I know a fair number of people who have gone where they weren’t wanted and fought every day to remain.
They’ve done it so children will know that people who look like them can be teachers and attorneys, nurses and doctors, police officers and politicians.
They’ve done it so that laws and policies might be influenced by a more diverse array of experiences.
They’ve done it to fulfill the lifelong dreams of their ancestors and to make a better life for their kids.
Often, they do this with the Inherent belief that their effort can help mend something damaged long before they arrived.
At some point, however, the opportunity just might come along to exit a system that was built to consume them rather than to anchor their success. Having carried their share, they step from under an imposed burden and into a space where they are welcomed with enthusiasm.

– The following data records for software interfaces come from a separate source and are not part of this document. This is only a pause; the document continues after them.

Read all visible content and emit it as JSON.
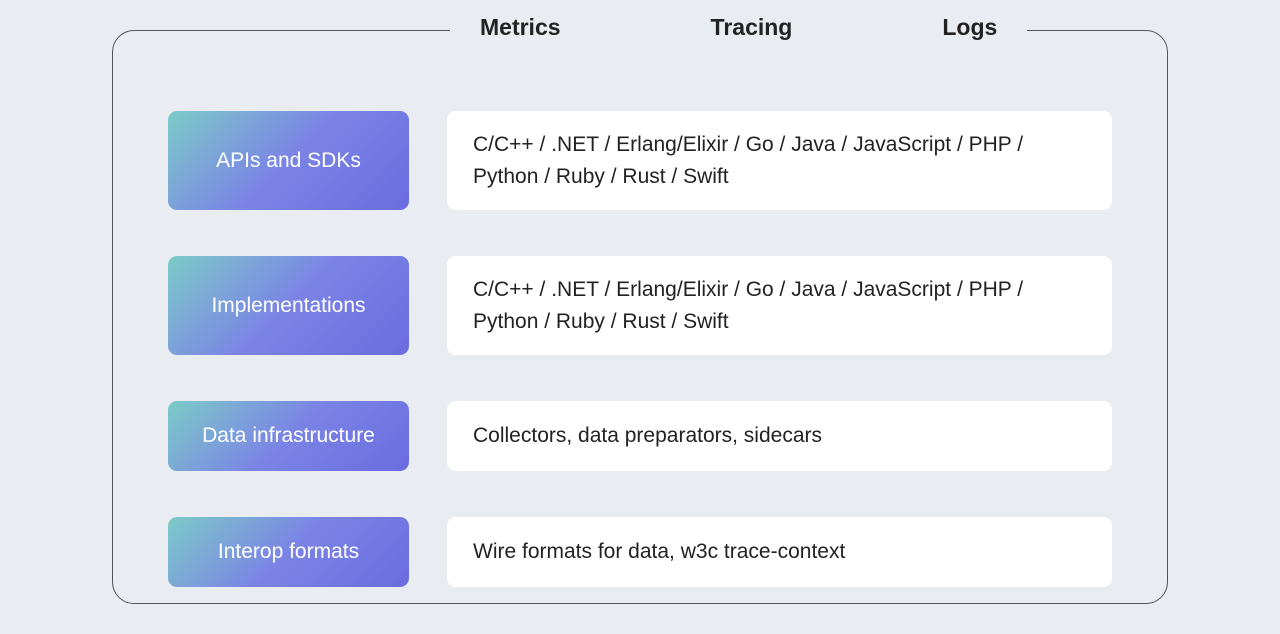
{
  "headers": {
    "col1": "Metrics",
    "col2": "Tracing",
    "col3": "Logs"
  },
  "rows": [
    {
      "label": "APIs and SDKs",
      "content": "C/C++ / .NET / Erlang/Elixir / Go / Java / JavaScript / PHP / Python / Ruby / Rust / Swift"
    },
    {
      "label": "Implementations",
      "content": "C/C++ / .NET / Erlang/Elixir / Go / Java / JavaScript / PHP / Python / Ruby / Rust / Swift"
    },
    {
      "label": "Data infrastructure",
      "content": "Collectors, data preparators, sidecars"
    },
    {
      "label": "Interop formats",
      "content": "Wire formats for data, w3c trace-context"
    }
  ]
}
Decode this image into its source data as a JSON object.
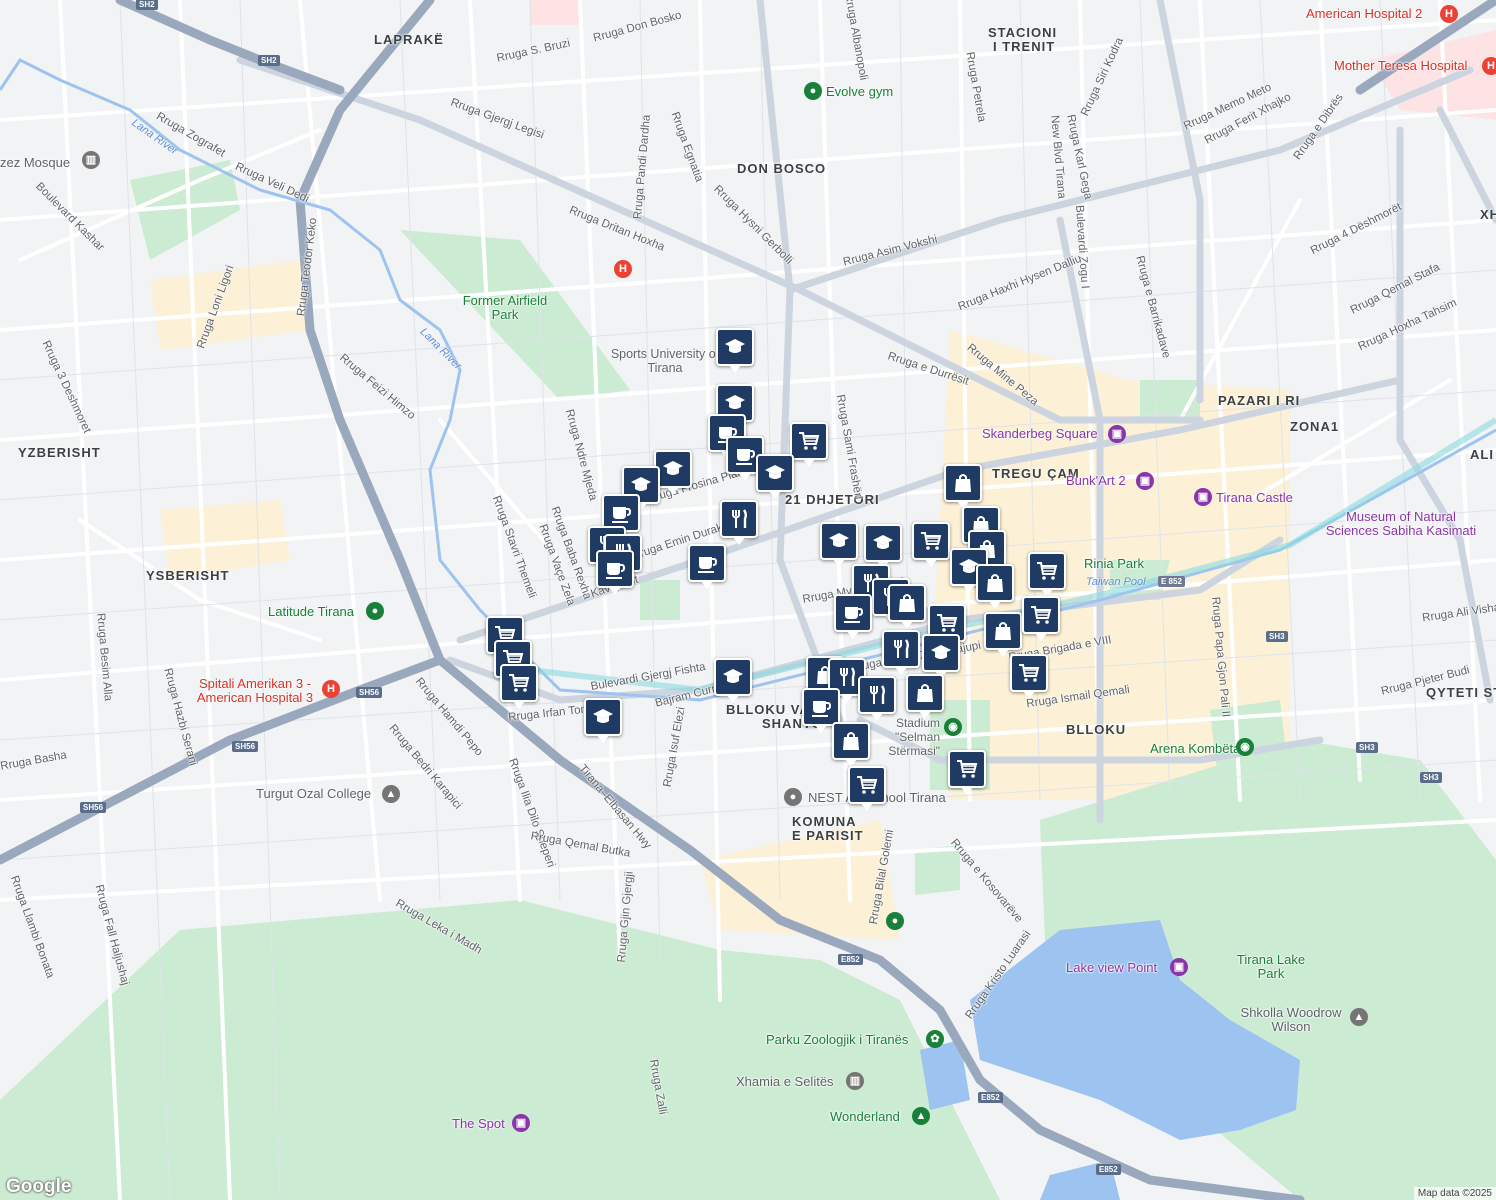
{
  "map": {
    "colors": {
      "land": "#f1f3f4",
      "park": "#ccebd3",
      "water": "#9dc3f0",
      "road_major": "#aab4c6",
      "road_minor": "#ffffff",
      "commercial": "#fcf1d6",
      "hospital": "#fde3e3",
      "pin": "#1f3b63"
    },
    "district_labels": [
      "LAPRAKË",
      "STACIONI",
      "I TRENIT",
      "DON BOSCO",
      "YZBERISHT",
      "YSBERISHT",
      "21 DHJETORI",
      "TREGU ÇAM",
      "PAZARI I RI",
      "ZONA1",
      "ALI",
      "BLLOKU",
      "BLLOKU VA",
      "SHANTO",
      "KOMUNA",
      "E PARISIT",
      "QYTETI ST",
      "XHI"
    ],
    "street_labels": [
      "Rruga Don Bosko",
      "Rruga S. Bruzi",
      "Rruga Albanopoli",
      "Rruga Petrela",
      "Rruga Siri Kodra",
      "Rruga Memo Meto",
      "Rruga Ferit Xhajko",
      "Rruga e Dibrës",
      "Rruga Gjergj Legisi",
      "Rruga Zografet",
      "Rruga Veli Dedi",
      "Rruga Pandi Dardha",
      "Rruga Egnatia",
      "Rruga Hysni Gerbolli",
      "Rruga Dritan Hoxha",
      "Rruga Asim Vokshi",
      "Rruga Karl Gega",
      "New Blvd Tirana",
      "Bulevardi Zogu I",
      "Rruga e Barrikadave",
      "Rruga Haxhi Hysen Dalliu",
      "Rruga 4 Dëshmorët",
      "Rruga Qemal Stafa",
      "Rruga Hoxha Tahsim",
      "Rruga e Durrësit",
      "Rruga Mine Peza",
      "Boulevard Kashar",
      "Rruga Loni Ligori",
      "Rruga 3 Deshmoret",
      "Rruga Teodor Keko",
      "Rruga Feizi Himzo",
      "Rruga Ndre Mjeda",
      "Rruga Frosina Plaku",
      "Rruga Sami Frashëri",
      "Kavaja St",
      "Rruga Stavri Themeli",
      "Rruga Baba Rexha",
      "Rruga Vaçe Zela",
      "Rruga Besim Alla",
      "Rruga Hazbi Serani",
      "Rruga Irfan Tomini",
      "Bulevardi Gjergj Fishta",
      "Bajram Curri Blvd",
      "Rruga Isuf Elezi",
      "Rruga Hamdi Pepo",
      "Rruga Bedri Karapici",
      "Rruga Ilia Dilo Sheperi",
      "Rruga Qemal Butka",
      "Tirana–Elbasan Hwy",
      "Rruga Gjin Gjergji",
      "Rruga Leka i Madh",
      "Rruga Llambi Bonata",
      "Rruga Fall Haljushaj",
      "Rruga Bilal Golemi",
      "Rruga e Kosovarëve",
      "Rruga Kristo Luarasi",
      "Rruga Ismail Qemali",
      "Rruga Brigada e VIII",
      "Rruga Papa Gjon Pali II",
      "Rruga Ali Visha",
      "Rruga Pjeter Budi",
      "Rruga Zalli",
      "Rruga Basha",
      "Rruga Emin Duraku",
      "Rruga Myslym Shyri",
      "Rruga Andon Zako Çajupi"
    ],
    "water_labels": [
      "Lana River",
      "Lana River",
      "Taiwan Pool"
    ],
    "pois": [
      {
        "name": "Evolve gym",
        "kind": "green"
      },
      {
        "name": "American Hospital 2",
        "kind": "red"
      },
      {
        "name": "Mother Teresa Hospital",
        "kind": "red"
      },
      {
        "name": "Former Airfield Park",
        "kind": "green"
      },
      {
        "name": "Sports University of Tirana",
        "kind": "grey"
      },
      {
        "name": "Skanderbeg Square",
        "kind": "purple"
      },
      {
        "name": "Bunk'Art 2",
        "kind": "purple"
      },
      {
        "name": "Tirana Castle",
        "kind": "purple"
      },
      {
        "name": "Museum of Natural Sciences Sabiha Kasimati",
        "kind": "purple"
      },
      {
        "name": "Rinia Park",
        "kind": "green"
      },
      {
        "name": "Latitude Tirana",
        "kind": "green"
      },
      {
        "name": "Spitali Amerikan 3 - American Hospital 3",
        "kind": "red"
      },
      {
        "name": "Turgut Ozal College",
        "kind": "grey"
      },
      {
        "name": "NEST A... school Tirana",
        "kind": "grey"
      },
      {
        "name": "Arena Kombëtare",
        "kind": "green"
      },
      {
        "name": "Stadium \"Selman Stërmasi\"",
        "kind": "green"
      },
      {
        "name": "Lake view Point",
        "kind": "purple"
      },
      {
        "name": "Tirana Lake Park",
        "kind": "green"
      },
      {
        "name": "Shkolla Woodrow Wilson",
        "kind": "grey"
      },
      {
        "name": "Parku Zoologjik i Tiranës",
        "kind": "green"
      },
      {
        "name": "Xhamia e Selitës",
        "kind": "grey"
      },
      {
        "name": "Wonderland",
        "kind": "green"
      },
      {
        "name": "The Spot",
        "kind": "purple"
      },
      {
        "name": "zez Mosque",
        "kind": "grey"
      }
    ],
    "route_shields": [
      "SH2",
      "SH2",
      "SH56",
      "SH56",
      "SH56",
      "E 852",
      "E852",
      "E852",
      "E852",
      "SH3",
      "SH3",
      "SH3"
    ],
    "markers": [
      {
        "icon": "school"
      },
      {
        "icon": "school"
      },
      {
        "icon": "cafe"
      },
      {
        "icon": "cafe"
      },
      {
        "icon": "grocery"
      },
      {
        "icon": "school"
      },
      {
        "icon": "school"
      },
      {
        "icon": "school"
      },
      {
        "icon": "cafe"
      },
      {
        "icon": "restaurant"
      },
      {
        "icon": "restaurant"
      },
      {
        "icon": "cafe"
      },
      {
        "icon": "cafe"
      },
      {
        "icon": "restaurant"
      },
      {
        "icon": "shopping"
      },
      {
        "icon": "shopping"
      },
      {
        "icon": "shopping"
      },
      {
        "icon": "school"
      },
      {
        "icon": "school"
      },
      {
        "icon": "grocery"
      },
      {
        "icon": "school"
      },
      {
        "icon": "shopping"
      },
      {
        "icon": "grocery"
      },
      {
        "icon": "restaurant"
      },
      {
        "icon": "restaurant"
      },
      {
        "icon": "shopping"
      },
      {
        "icon": "cafe"
      },
      {
        "icon": "grocery"
      },
      {
        "icon": "shopping"
      },
      {
        "icon": "grocery"
      },
      {
        "icon": "grocery"
      },
      {
        "icon": "restaurant"
      },
      {
        "icon": "school"
      },
      {
        "icon": "grocery"
      },
      {
        "icon": "grocery"
      },
      {
        "icon": "grocery"
      },
      {
        "icon": "school"
      },
      {
        "icon": "school"
      },
      {
        "icon": "shopping"
      },
      {
        "icon": "restaurant"
      },
      {
        "icon": "restaurant"
      },
      {
        "icon": "cafe"
      },
      {
        "icon": "shopping"
      },
      {
        "icon": "shopping"
      },
      {
        "icon": "grocery"
      },
      {
        "icon": "grocery"
      }
    ]
  },
  "footer": {
    "logo": "Google",
    "attribution": "Map data ©2025"
  }
}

In choosing to serve as Knight Chair at Howard University rather than deal with whatever arcane sabotage might await her next at the University of North Carolina at Chapel Hill, Nikole Hannah-Jones has opted to take her considerable talents where they will be respected. Her work, which will include founding the Center for Journalism and Democracy, comes with significant support from several major philanthropic foundations.
Good for her, good for Howard and good for the national organizations that value what they can accomplish together.
On Tuesday, Hannah-Jones released a lengthy and detailed statement about the process that has led to this point. It is worth reading in its entirety; one section particularly resonated:
“Many people, all with the best of intentions, have said that if I walk away from UNC, I will have let those who opposed me win. But I do not want to win someone else’s game. It is not my job to heal this university, to force the reforms necessary to ensure the Board of Trustees reflects the actual population of the school and the state, or to ensure that the university leadership lives up to the promises it made to reckon with its legacy of racism and injustice.”
While some UNC leaders could not bring themselves to take down Silent Sam, they have done their best to take down Hannah-Jones. What has been made clear, again, is the inherent dishonesty in the message that bootstrapping hard work and “playing by the rules” make the same opportunities available to everyone, shutting down animosity and earning respect.
That false promise of equality apparently doesn’t apply to a Pulitzer Prize-winning MacArthur “Genius Grant” Fellow any more than it applied to a President of the United States. There are not enough magical charms or amulets of respectability to drape around someone to secure their protection from people in power who are determined, at all costs, to keep others out.
Late tenure decisions, like all acts of performative justice (thanks for Juneteenth, now do voting rights), are an embarrassment that undermine the very messages they are meant to send. And people watching – thoughtful, discerning people – see through the translucent dishonesty.
Hannah-Jones is right – she cannot heal UNC. I am among those who are delighted she’ll have the chance to work where it’s not her job to fix something she didn’t break.
Aleta Payne writes about the intersection of faith, justice, and equity. She lives in Cary and can be reached at firstname.lastname@example.org.